Here's one last tip:
As I mentioned, I'm a procrastinator. Don't be like me.
Plan a few months ahead if you want tickets to a play and don't want to make extra trips to the theatre once you're there. We made two trips to the Eugene O'Neill Theatre before we actually showed up on our third trip to see the play. Manhattan is BIG, so this can take up a lot of your precious time. Our first trip to the theatre was to try the lottery and the second time was two days later when we sucked it up and bought partial-view tickets the morning of the show. However, if you win the lottery, tickets are only $30, so if you have the time to spare it's worth a shot to save a few bucks. If you win the lottery, you can bring one person with you - perfect for couples.
Same goes for a live taping of a TV show. A week before our trip I looked into Jimmy Fallon tickets and learned that most tickets are snapped up 4-6 weeks before the taping. Instead, we showed up at 30 Rockefeller Plaza to get standby tickets at 9 a.m. one morning. When we arrived with our coffee, we were 32nd and 33rd in line; and hence, given standby tickets with these numbers on them. This doesn't guarantee admission; it means you saunter back to 30 Rock at 3 p.m. to see if you're in luck or not - based on how many no shows there are. At this point, you get in an orderly line based on your number and they tally up how many standby's are getting in. When the NBC page (sadly it's not Kenneth) announces that everyone from 1-19 is getting in, everyone with numbers 20 and up walks away dejectedly. This was us. Don't let this happen to you. If you don't get advance tickets, show up at the standby line with your latte at 8 a.m. instead of 9 a.m. Yep, standing around sounds boring, but you may end up seeing a celeb or two. And the odds will be ever in your favour of seeing Jimmy Fallon...or Seth Meyers depending on when you visit.

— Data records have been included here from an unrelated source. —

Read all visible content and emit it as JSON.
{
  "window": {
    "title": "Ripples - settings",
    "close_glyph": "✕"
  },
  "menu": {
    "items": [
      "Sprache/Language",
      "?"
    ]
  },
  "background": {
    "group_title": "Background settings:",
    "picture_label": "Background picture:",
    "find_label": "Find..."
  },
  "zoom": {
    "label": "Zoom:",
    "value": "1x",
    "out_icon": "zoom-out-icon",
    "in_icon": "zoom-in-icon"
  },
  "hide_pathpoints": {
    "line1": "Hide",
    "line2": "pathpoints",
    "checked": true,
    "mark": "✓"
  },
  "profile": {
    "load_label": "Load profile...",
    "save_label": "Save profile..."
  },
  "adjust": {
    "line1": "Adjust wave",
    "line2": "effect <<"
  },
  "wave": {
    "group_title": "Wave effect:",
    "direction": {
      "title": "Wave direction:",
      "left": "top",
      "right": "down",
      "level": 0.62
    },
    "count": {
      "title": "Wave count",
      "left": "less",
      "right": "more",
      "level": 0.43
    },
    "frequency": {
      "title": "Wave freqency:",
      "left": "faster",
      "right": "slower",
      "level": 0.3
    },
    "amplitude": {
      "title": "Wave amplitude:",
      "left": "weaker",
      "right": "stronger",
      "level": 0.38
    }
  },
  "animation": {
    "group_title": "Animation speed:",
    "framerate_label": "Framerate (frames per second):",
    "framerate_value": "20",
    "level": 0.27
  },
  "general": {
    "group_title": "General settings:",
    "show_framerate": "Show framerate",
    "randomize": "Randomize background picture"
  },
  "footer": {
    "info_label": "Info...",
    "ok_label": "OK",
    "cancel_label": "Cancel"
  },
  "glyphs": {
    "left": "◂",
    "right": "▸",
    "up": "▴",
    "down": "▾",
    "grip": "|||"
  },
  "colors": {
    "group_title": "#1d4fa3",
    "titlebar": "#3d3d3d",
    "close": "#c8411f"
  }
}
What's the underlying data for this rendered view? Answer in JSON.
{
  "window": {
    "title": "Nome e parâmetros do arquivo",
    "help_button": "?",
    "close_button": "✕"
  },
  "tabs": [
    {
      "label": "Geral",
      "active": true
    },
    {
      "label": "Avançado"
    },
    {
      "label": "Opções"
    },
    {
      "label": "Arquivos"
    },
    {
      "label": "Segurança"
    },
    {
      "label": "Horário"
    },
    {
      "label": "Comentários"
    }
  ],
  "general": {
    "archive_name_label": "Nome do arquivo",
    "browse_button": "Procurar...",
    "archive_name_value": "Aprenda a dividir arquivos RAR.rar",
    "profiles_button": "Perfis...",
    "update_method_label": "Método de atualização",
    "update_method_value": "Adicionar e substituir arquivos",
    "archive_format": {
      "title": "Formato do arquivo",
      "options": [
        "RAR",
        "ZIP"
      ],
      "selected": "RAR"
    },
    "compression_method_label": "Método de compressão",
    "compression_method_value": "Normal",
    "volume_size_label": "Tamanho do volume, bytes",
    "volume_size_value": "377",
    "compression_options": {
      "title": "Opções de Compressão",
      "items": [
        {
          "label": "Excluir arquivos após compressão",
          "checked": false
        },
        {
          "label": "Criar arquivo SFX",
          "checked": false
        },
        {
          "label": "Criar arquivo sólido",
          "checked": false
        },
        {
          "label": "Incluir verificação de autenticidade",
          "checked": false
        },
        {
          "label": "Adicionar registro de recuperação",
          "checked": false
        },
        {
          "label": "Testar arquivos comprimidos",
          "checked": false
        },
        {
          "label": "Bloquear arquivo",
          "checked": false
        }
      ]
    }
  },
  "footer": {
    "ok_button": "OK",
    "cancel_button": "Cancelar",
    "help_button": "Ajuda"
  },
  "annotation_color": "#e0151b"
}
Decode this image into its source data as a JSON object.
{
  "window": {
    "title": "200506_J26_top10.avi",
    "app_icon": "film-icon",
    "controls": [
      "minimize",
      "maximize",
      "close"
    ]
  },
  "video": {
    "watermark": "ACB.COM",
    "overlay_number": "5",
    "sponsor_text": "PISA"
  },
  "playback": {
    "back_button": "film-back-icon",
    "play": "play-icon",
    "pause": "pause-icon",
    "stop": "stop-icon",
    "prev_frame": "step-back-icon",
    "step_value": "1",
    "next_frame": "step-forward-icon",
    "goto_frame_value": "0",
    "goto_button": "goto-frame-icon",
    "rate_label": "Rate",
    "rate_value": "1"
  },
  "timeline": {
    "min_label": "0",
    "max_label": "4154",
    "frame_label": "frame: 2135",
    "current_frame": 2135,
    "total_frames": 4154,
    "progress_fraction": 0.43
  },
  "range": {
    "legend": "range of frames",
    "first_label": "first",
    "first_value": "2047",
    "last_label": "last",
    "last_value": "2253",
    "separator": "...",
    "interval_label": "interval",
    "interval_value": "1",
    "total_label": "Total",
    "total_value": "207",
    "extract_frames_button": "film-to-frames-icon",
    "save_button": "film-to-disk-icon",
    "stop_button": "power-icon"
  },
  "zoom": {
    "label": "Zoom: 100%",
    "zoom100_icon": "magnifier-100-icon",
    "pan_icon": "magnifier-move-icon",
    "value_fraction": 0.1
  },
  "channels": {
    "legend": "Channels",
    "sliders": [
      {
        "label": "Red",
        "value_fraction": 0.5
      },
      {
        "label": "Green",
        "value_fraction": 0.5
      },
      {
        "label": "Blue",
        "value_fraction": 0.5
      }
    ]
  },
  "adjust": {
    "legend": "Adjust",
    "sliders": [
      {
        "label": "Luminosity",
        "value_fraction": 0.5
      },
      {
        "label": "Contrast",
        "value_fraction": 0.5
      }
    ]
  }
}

But let's end on an optimistic note, shall we? New York is a big, exciting and sometimes overwhelming metropolis with its endless opportunities. Remember to stop and smell the flowers, like our friend Biff did in Central Park.